DESCRIPTION OF THE TASK:
From the entries that follow, copy each line containing the word "shortcut".

::::::::::

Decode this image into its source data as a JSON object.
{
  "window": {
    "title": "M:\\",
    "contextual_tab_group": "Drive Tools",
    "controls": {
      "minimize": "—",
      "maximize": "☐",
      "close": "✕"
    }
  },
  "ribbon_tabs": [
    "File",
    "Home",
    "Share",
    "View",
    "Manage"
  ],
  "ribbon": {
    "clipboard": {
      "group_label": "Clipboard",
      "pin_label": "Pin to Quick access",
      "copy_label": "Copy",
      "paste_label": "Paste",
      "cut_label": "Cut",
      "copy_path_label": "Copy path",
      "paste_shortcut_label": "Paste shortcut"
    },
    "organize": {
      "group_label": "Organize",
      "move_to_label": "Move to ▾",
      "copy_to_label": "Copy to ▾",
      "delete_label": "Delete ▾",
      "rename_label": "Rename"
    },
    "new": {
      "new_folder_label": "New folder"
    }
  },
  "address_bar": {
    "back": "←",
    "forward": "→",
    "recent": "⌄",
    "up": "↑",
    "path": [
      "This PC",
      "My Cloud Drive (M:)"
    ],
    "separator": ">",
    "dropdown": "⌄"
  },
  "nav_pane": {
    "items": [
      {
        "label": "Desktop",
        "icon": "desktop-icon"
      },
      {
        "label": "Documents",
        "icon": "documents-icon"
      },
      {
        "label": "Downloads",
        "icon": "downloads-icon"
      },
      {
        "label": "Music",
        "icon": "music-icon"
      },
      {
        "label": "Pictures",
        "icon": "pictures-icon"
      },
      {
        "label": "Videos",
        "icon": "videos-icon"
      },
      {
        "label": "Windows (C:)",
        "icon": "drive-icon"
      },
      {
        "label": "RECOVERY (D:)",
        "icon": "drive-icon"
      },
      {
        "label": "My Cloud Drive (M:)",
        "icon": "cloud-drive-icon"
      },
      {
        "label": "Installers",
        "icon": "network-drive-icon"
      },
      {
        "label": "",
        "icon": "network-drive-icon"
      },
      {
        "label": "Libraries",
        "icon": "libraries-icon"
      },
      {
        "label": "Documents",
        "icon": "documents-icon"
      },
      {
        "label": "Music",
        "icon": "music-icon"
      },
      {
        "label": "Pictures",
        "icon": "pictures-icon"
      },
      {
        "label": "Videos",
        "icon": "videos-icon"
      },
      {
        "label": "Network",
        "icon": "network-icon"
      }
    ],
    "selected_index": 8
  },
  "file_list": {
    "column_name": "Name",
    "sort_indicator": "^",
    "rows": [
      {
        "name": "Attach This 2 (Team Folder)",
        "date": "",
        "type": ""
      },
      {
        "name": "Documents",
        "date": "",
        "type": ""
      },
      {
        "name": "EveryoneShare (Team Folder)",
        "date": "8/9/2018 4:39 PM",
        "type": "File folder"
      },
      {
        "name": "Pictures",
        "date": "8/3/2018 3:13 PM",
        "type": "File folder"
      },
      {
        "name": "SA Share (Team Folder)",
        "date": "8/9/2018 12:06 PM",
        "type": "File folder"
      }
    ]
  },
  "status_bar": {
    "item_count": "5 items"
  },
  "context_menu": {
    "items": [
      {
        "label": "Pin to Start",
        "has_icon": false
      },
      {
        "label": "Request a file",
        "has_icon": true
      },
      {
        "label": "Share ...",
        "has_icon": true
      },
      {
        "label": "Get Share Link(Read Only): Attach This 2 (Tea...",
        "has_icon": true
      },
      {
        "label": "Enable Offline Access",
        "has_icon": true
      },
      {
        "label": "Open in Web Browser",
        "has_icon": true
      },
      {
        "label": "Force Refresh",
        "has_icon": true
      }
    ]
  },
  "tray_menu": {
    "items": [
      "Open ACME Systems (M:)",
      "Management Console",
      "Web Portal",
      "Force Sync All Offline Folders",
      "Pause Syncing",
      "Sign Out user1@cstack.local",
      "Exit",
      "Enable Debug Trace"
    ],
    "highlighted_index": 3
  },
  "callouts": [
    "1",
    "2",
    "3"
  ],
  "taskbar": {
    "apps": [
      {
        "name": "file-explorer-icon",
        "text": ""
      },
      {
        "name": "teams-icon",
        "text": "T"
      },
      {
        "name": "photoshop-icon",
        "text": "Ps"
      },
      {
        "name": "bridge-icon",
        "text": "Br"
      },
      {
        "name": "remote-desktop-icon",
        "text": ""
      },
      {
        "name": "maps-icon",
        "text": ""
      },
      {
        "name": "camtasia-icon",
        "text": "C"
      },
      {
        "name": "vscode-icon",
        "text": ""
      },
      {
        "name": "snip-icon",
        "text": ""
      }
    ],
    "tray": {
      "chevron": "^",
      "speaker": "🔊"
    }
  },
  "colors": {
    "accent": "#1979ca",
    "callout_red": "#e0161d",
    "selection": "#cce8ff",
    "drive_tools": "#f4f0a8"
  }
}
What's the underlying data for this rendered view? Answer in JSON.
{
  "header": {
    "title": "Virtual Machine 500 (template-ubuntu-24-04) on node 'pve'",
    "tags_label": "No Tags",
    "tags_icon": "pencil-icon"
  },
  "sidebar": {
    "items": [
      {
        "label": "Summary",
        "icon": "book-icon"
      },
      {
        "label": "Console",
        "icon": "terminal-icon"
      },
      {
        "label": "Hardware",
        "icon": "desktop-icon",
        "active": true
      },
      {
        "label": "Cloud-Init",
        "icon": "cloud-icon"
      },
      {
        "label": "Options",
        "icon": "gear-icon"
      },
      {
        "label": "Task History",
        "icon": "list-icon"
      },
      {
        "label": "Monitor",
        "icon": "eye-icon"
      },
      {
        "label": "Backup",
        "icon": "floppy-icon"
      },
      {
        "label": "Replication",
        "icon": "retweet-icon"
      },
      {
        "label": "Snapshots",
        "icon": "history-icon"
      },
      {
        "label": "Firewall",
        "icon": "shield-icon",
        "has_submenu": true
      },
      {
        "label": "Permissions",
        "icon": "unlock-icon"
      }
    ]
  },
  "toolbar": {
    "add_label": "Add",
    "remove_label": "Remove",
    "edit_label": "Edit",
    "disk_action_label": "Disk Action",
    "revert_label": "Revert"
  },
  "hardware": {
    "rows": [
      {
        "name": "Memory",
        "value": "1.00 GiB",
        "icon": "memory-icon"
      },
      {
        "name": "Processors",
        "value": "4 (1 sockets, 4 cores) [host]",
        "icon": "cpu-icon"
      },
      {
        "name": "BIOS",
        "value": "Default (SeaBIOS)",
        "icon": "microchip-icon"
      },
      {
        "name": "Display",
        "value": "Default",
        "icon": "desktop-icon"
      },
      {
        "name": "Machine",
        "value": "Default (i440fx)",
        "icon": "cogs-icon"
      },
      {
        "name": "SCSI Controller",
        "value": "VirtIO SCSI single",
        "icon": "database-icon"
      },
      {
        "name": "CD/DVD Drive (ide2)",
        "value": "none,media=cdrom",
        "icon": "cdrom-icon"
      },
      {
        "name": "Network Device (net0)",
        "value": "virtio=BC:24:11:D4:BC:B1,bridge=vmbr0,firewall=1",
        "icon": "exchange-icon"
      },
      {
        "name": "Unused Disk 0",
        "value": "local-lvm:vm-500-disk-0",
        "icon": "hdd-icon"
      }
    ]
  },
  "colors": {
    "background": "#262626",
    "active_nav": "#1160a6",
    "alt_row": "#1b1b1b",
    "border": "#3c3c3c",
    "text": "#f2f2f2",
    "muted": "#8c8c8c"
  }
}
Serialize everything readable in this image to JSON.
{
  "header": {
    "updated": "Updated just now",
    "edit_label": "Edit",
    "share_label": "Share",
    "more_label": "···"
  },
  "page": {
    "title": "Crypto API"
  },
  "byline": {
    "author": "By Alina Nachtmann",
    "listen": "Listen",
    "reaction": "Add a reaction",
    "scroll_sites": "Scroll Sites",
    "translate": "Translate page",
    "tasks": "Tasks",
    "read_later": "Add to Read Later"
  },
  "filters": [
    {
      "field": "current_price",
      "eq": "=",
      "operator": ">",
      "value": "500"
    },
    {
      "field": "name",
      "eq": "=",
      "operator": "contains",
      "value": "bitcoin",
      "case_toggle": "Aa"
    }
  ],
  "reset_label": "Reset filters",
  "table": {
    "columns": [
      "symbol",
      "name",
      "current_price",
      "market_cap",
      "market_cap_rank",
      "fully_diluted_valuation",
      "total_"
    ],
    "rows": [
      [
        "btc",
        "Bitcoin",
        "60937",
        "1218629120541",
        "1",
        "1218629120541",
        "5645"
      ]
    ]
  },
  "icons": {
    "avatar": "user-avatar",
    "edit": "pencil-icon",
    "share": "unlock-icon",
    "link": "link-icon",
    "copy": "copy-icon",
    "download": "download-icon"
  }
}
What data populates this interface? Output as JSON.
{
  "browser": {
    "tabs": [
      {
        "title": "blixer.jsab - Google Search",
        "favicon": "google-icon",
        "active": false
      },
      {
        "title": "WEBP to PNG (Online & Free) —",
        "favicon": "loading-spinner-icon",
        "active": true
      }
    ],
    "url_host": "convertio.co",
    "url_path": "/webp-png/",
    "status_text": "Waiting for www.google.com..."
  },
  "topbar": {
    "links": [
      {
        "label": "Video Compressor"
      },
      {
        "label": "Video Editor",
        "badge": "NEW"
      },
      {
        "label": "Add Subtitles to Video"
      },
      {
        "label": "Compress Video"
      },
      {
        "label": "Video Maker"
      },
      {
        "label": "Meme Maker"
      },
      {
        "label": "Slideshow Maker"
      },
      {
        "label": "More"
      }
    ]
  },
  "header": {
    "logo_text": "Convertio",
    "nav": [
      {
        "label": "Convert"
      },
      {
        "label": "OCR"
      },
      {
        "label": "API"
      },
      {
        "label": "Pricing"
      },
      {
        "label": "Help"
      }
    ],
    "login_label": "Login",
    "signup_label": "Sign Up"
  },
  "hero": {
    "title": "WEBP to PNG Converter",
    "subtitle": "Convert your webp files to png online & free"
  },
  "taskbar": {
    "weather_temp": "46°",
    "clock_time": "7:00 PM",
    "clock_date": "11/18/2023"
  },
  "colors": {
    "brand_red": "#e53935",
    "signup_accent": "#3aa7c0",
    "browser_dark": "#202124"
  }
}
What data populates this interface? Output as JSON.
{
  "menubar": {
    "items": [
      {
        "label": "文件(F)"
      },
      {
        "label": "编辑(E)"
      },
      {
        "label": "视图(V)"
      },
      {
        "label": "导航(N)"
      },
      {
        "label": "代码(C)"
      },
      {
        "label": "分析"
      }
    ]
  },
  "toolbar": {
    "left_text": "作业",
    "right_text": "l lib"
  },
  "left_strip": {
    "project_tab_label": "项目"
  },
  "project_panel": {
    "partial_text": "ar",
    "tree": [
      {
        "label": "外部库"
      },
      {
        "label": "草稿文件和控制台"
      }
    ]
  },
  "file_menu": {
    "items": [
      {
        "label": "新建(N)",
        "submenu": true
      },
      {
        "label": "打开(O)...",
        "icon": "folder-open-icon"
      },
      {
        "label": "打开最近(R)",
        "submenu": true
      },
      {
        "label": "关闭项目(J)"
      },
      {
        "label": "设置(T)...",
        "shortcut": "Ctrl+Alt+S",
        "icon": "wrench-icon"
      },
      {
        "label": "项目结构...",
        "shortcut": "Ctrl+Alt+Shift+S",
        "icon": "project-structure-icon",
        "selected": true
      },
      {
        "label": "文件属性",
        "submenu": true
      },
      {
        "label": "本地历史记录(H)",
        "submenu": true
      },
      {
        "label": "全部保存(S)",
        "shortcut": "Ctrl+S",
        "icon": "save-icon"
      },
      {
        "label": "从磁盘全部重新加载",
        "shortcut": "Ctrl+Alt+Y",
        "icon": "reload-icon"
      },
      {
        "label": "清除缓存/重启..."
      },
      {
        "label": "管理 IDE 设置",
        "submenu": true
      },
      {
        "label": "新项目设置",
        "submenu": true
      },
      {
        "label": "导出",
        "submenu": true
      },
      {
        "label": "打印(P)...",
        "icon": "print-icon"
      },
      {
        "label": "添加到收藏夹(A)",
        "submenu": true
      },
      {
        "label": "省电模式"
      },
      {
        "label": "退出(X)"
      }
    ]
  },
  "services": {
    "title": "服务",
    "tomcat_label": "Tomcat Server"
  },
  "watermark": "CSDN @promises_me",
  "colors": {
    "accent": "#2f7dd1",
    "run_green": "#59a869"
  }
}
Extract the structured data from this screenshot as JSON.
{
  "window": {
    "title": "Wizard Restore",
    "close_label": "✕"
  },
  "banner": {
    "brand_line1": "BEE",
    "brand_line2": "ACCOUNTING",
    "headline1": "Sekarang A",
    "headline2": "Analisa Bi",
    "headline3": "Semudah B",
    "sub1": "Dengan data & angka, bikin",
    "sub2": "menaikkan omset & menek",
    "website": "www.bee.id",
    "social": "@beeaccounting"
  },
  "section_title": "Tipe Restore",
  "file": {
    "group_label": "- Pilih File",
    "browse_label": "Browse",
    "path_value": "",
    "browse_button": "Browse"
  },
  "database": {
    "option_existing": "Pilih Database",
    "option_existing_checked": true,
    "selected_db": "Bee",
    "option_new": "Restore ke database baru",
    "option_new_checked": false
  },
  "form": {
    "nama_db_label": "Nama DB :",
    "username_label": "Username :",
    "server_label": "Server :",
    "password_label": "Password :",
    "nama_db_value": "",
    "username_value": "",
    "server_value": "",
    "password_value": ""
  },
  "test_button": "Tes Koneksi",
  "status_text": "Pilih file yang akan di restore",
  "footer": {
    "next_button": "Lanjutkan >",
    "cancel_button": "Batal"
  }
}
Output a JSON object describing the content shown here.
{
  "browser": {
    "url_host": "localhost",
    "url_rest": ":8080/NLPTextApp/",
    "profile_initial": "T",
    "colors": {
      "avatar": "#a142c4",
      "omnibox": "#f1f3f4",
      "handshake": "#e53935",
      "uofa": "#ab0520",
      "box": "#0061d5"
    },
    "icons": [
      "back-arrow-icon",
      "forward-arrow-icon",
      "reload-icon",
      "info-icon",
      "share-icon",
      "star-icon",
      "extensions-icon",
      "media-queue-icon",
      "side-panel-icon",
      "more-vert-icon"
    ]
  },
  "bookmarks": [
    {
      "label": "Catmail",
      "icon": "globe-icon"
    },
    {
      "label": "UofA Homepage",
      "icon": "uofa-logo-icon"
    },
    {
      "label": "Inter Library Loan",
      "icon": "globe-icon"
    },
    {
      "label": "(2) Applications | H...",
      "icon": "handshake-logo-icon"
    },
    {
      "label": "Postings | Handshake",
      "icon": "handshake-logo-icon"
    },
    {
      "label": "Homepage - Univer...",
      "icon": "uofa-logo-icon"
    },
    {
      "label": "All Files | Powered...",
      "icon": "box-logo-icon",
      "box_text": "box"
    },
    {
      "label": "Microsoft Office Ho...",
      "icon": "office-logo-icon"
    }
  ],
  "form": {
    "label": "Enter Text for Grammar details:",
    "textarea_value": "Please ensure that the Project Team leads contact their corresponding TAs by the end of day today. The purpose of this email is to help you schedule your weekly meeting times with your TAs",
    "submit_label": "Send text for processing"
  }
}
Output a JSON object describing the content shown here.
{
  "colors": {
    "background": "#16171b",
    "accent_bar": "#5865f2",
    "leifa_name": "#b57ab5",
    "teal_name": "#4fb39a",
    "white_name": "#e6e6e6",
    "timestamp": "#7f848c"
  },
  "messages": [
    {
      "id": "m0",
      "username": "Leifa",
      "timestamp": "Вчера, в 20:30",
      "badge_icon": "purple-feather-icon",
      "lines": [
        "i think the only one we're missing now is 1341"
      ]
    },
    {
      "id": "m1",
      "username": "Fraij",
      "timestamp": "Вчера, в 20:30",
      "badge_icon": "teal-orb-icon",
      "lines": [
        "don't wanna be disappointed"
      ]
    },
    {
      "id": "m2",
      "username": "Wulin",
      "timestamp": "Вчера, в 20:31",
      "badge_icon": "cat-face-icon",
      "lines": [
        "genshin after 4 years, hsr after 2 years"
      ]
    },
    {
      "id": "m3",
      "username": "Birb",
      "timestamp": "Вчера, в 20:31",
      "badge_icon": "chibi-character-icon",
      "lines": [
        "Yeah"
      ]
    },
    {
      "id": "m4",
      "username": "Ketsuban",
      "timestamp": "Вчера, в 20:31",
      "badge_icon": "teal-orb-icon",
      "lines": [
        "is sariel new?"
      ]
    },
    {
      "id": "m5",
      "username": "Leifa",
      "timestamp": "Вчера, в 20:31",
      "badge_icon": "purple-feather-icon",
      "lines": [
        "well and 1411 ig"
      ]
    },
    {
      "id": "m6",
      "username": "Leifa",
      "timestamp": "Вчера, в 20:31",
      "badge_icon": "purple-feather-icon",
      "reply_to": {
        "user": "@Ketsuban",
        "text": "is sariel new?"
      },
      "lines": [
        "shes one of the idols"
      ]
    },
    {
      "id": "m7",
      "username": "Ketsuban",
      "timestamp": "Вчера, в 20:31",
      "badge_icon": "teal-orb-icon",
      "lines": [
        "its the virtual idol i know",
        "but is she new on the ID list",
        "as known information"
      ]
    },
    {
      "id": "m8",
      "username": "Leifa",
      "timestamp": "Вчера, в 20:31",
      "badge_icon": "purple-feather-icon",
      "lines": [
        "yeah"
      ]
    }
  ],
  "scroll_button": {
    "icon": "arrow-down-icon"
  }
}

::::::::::

TASK ANSWER:
      "paste_shortcut_label": "Paste shortcut"
        "shortcut": "Ctrl+Alt+S",
        "shortcut": "Ctrl+Alt+Shift+S",
        "shortcut": "Ctrl+S",
        "shortcut": "Ctrl+Alt+Y",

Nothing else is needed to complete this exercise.